Sticks and stones will break my bones but failure feedback may not hurt me: gender differences in the relationship between achievement motive, coping strategies and environmental mastery.
Tan, Ser Hong.
Pang, Joyce S.
Date of Issue2012
School of Humanities and Social Sciences

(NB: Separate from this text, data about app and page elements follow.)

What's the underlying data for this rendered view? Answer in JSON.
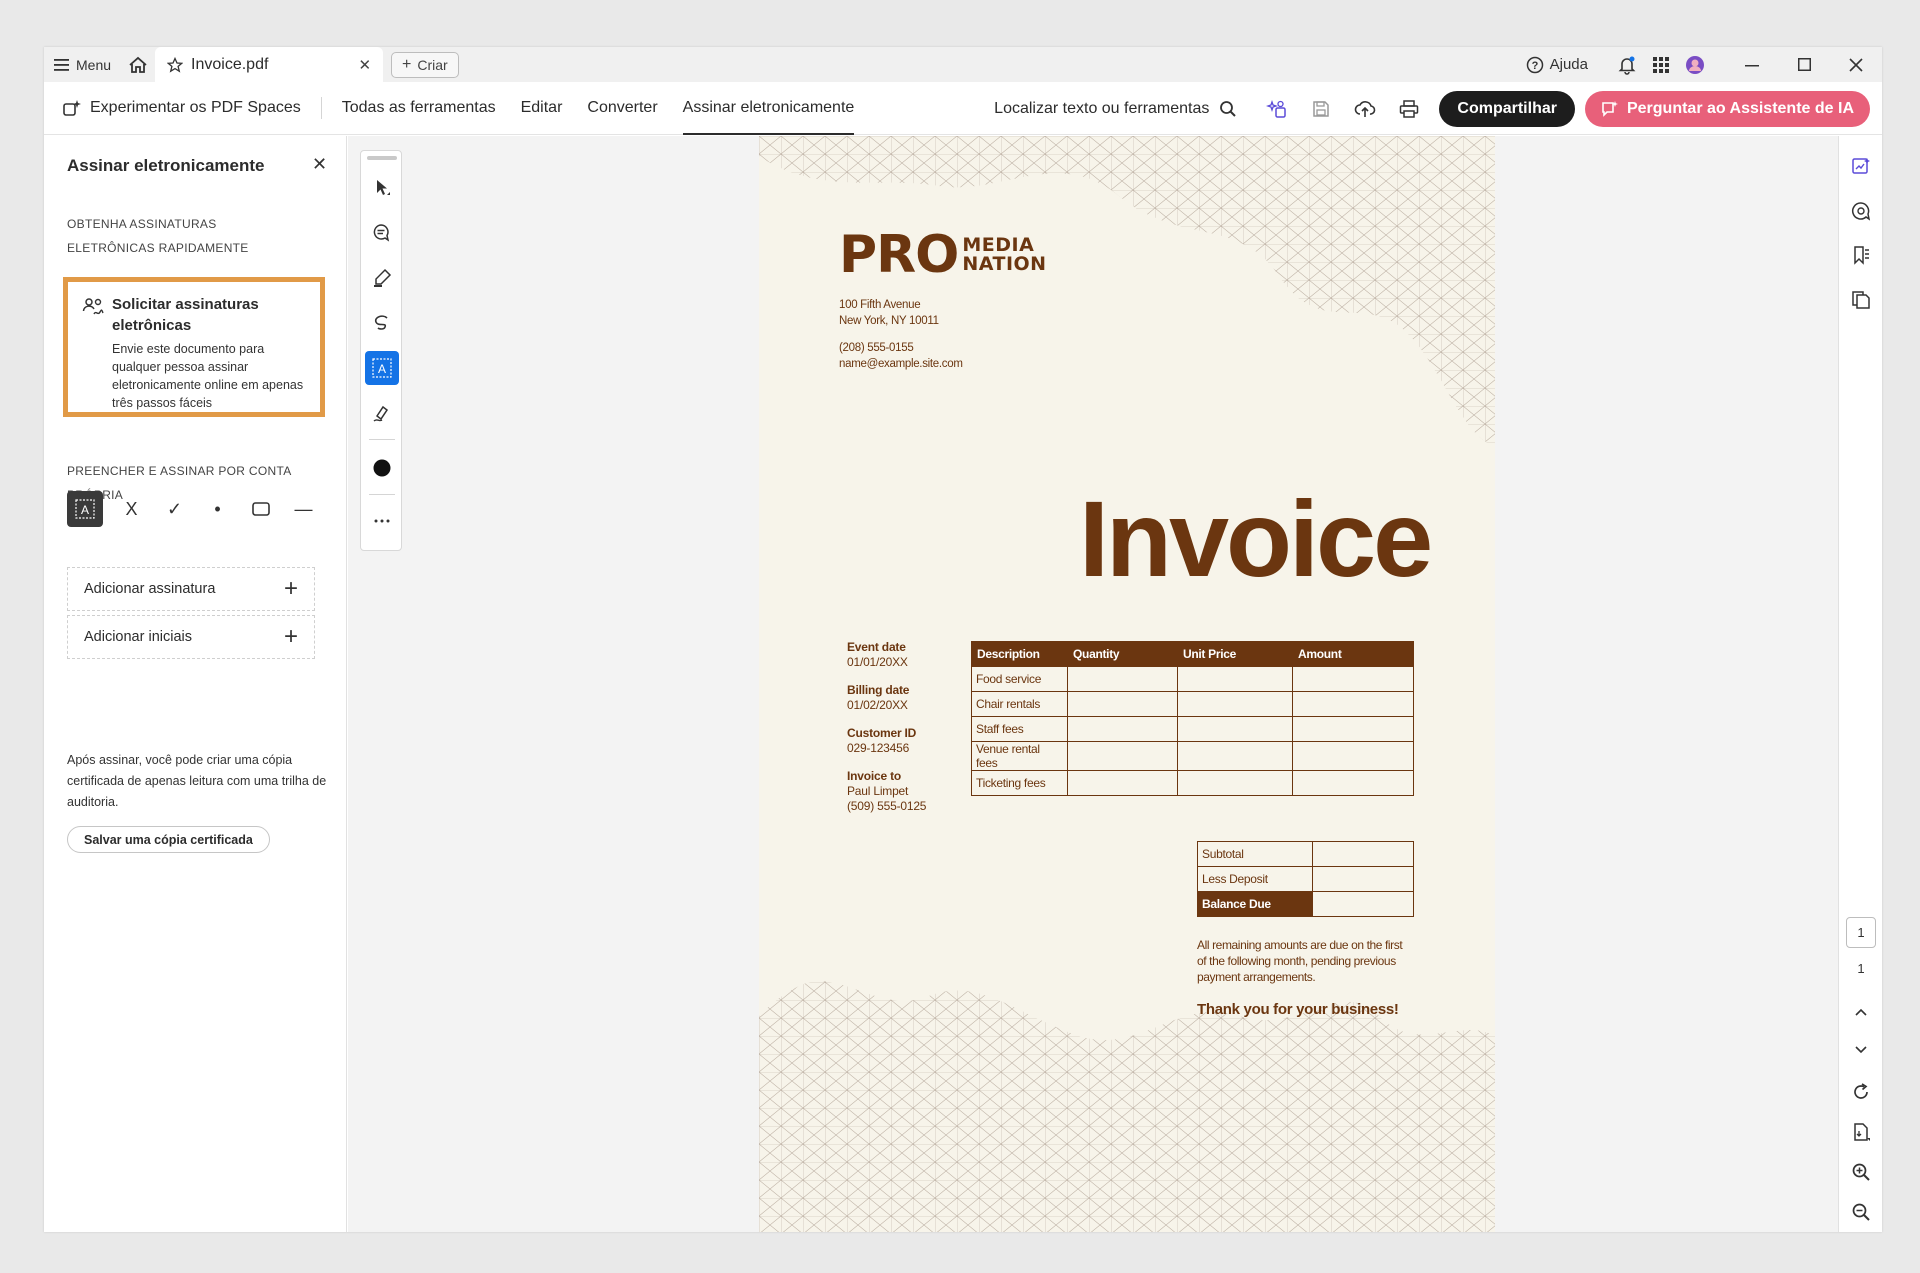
{
  "tabbar": {
    "menu_label": "Menu",
    "tab_title": "Invoice.pdf",
    "create_label": "Criar",
    "help_label": "Ajuda"
  },
  "toolbar": {
    "try_spaces": "Experimentar os PDF Spaces",
    "nav": [
      "Todas as ferramentas",
      "Editar",
      "Converter",
      "Assinar eletronicamente"
    ],
    "active_nav": "Assinar eletronicamente",
    "find_label": "Localizar texto ou ferramentas",
    "share_label": "Compartilhar",
    "ai_label": "Perguntar ao Assistente de IA"
  },
  "panel": {
    "title": "Assinar eletronicamente",
    "section1": "OBTENHA ASSINATURAS ELETRÔNICAS RAPIDAMENTE",
    "request_title": "Solicitar assinaturas eletrônicas",
    "request_desc": "Envie este documento para qualquer pessoa assinar eletronicamente online em apenas três passos fáceis",
    "section2": "PREENCHER E ASSINAR POR CONTA PRÓPRIA",
    "tool_x": "X",
    "tool_check": "✓",
    "tool_dot": "•",
    "tool_line": "—",
    "add_signature": "Adicionar assinatura",
    "add_initials": "Adicionar iniciais",
    "note": "Após assinar, você pode criar uma cópia certificada de apenas leitura com uma trilha de auditoria.",
    "cert_button": "Salvar uma cópia certificada"
  },
  "document": {
    "brand_pro": "PRO",
    "brand_media": "MEDIA",
    "brand_nation": "NATION",
    "address_line1": "100 Fifth Avenue",
    "address_line2": "New York, NY 10011",
    "phone": "(208) 555-0155",
    "email": "name@example.site.com",
    "title": "Invoice",
    "meta": [
      {
        "label": "Event date",
        "value": "01/01/20XX"
      },
      {
        "label": "Billing date",
        "value": "01/02/20XX"
      },
      {
        "label": "Customer ID",
        "value": "029-123456"
      },
      {
        "label": "Invoice to",
        "value": "Paul Limpet",
        "extra": "(509) 555-0125"
      }
    ],
    "table_headers": [
      "Description",
      "Quantity",
      "Unit Price",
      "Amount"
    ],
    "table_rows": [
      "Food service",
      "Chair rentals",
      "Staff fees",
      "Venue rental fees",
      "Ticketing fees"
    ],
    "subtotal": "Subtotal",
    "less_deposit": "Less Deposit",
    "balance_due": "Balance Due",
    "remaining_note": "All remaining amounts are due on the first of the following month, pending previous payment arrangements.",
    "thanks": "Thank you for your business!"
  },
  "rail": {
    "current_page": "1",
    "total_pages": "1"
  },
  "colors": {
    "brand_brown": "#6b3610",
    "page_bg": "#f7f4ea",
    "highlight_orange": "#e19a47",
    "selected_blue": "#1473e6",
    "ai_pink": "#e8607a"
  }
}
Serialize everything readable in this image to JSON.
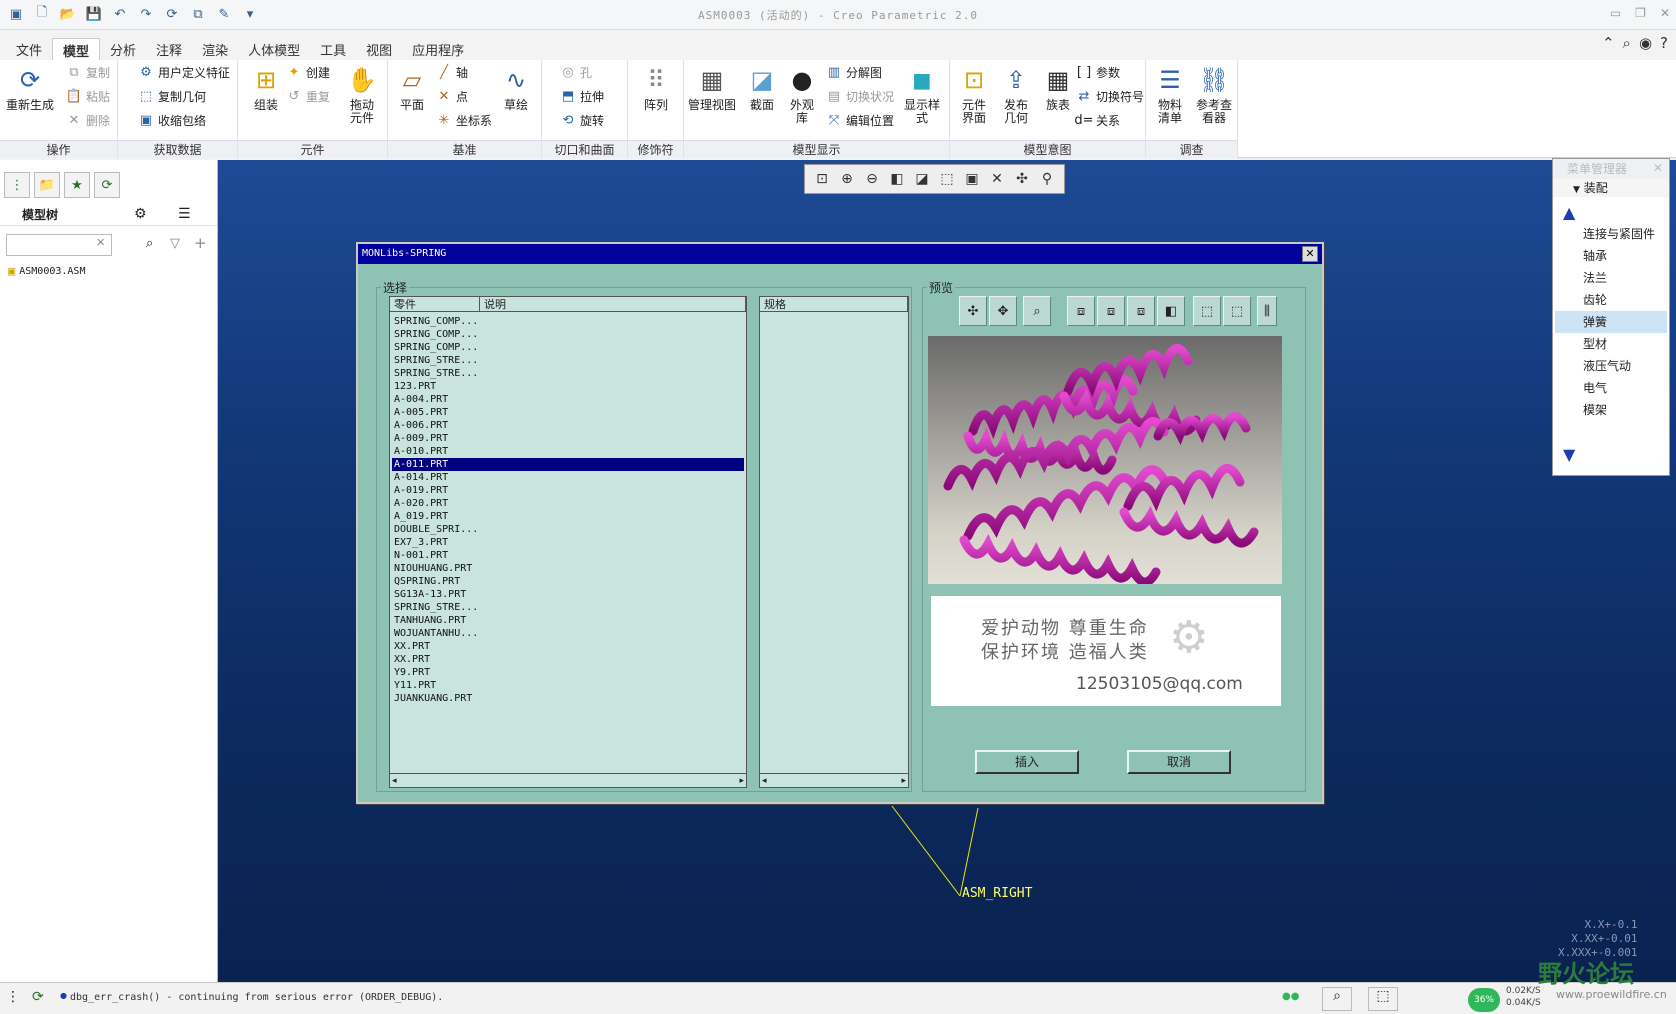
{
  "window": {
    "title": "ASM0003 (活动的) - Creo Parametric 2.0"
  },
  "menu_tabs": [
    "文件",
    "模型",
    "分析",
    "注释",
    "渲染",
    "人体模型",
    "工具",
    "视图",
    "应用程序"
  ],
  "ribbon": {
    "groups": [
      "操作",
      "获取数据",
      "元件",
      "基准",
      "切口和曲面",
      "修饰符",
      "模型显示",
      "模型意图",
      "调查"
    ],
    "buttons": {
      "regenerate": "重新生成",
      "copy": "复制",
      "paste": "粘贴",
      "delete": "删除",
      "udf": "用户定义特征",
      "copy_geom": "复制几何",
      "shrinkwrap": "收缩包络",
      "assemble": "组装",
      "create": "创建",
      "repeat": "重复",
      "drag": "拖动",
      "drag2": "元件",
      "plane": "平面",
      "axis": "轴",
      "point": "点",
      "csys": "坐标系",
      "sketch": "草绘",
      "hole": "孔",
      "extrude": "拉伸",
      "revolve": "旋转",
      "pattern": "阵列",
      "manage_view": "管理视图",
      "section": "截面",
      "appearance": "外观",
      "appearance2": "库",
      "explode": "分解图",
      "toggle_status": "切换状况",
      "edit_pos": "编辑位置",
      "display_style": "显示样",
      "display_style2": "式",
      "comp_if": "元件",
      "comp_if2": "界面",
      "publish": "发布",
      "publish2": "几何",
      "family": "族表",
      "params": "参数",
      "switch_sym": "切换符号",
      "relations": "关系",
      "bom": "物料",
      "bom2": "清单",
      "ref_viewer": "参考查",
      "ref_viewer2": "看器"
    }
  },
  "left_panel": {
    "header": "模型树",
    "tree_root": "ASM0003.ASM"
  },
  "right_panel": {
    "title": "菜单管理器",
    "subtitle": "装配",
    "items": [
      "连接与紧固件",
      "轴承",
      "法兰",
      "齿轮",
      "弹簧",
      "型材",
      "液压气动",
      "电气",
      "模架"
    ],
    "selected_index": 4
  },
  "dialog": {
    "title": "MONLibs-SPRING",
    "select_label": "选择",
    "col_part": "零件",
    "col_desc": "说明",
    "col_spec": "规格",
    "preview_label": "预览",
    "parts": [
      "SPRING_COMP...",
      "SPRING_COMP...",
      "SPRING_COMP...",
      "SPRING_STRE...",
      "SPRING_STRE...",
      "123.PRT",
      "A-004.PRT",
      "A-005.PRT",
      "A-006.PRT",
      "A-009.PRT",
      "A-010.PRT",
      "A-011.PRT",
      "A-014.PRT",
      "A-019.PRT",
      "A-020.PRT",
      "A_019.PRT",
      "DOUBLE_SPRI...",
      "EX7_3.PRT",
      "N-001.PRT",
      "NIOUHUANG.PRT",
      "QSPRING.PRT",
      "SG13A-13.PRT",
      "SPRING_STRE...",
      "TANHUANG.PRT",
      "WOJUANTANHU...",
      "XX.PRT",
      "XX.PRT",
      "Y9.PRT",
      "Y11.PRT",
      "JUANKUANG.PRT"
    ],
    "selected_part_index": 11,
    "banner_line1": "爱护动物  尊重生命",
    "banner_line2": "保护环境  造福人类",
    "banner_email": "12503105@qq.com",
    "insert": "插入",
    "cancel": "取消"
  },
  "viewport": {
    "datum_label": "ASM_RIGHT",
    "accuracy": [
      "X.X+-0.1",
      "X.XX+-0.01",
      "X.XXX+-0.001"
    ]
  },
  "status": {
    "message": "dbg_err_crash() - continuing from serious error (ORDER_DEBUG).",
    "net_percent": "36%",
    "net_up": "0.02K/S",
    "net_down": "0.04K/S",
    "watermark": "野火论坛",
    "watermark_url": "www.proewildfire.cn"
  },
  "colors": {
    "dialog_bg": "#8ec3b4",
    "selection": "#000080",
    "spring": "#c21fa6",
    "viewport_top": "#1e4a95"
  }
}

This study investigates the processes through which achievement motivation guides the selection of coping strategies which in turn affects environmental mastery post-failure feedback. Seventy-six college students received failure feedback after completing a professional aptitude test. Findings showed that gender moderated the relationship between Hope of Success (HS) and planful problem-solving coping but not between HS and escape-avoidance coping. No moderated mediation was found when HS was used to predict environmental mastery with gender as the moderator and either planful problem-solving or escape-avoidance coping as the mediator. Simple mediation analyses showed that planful problem-solving did not mediate the relationship between HS and environmental mastery. Instead, higher scores on HS predicted lower use of escape-avoidance coping which in turn predicted higher environmental mastery. Implications for the role of feedback in educational settings are discussed.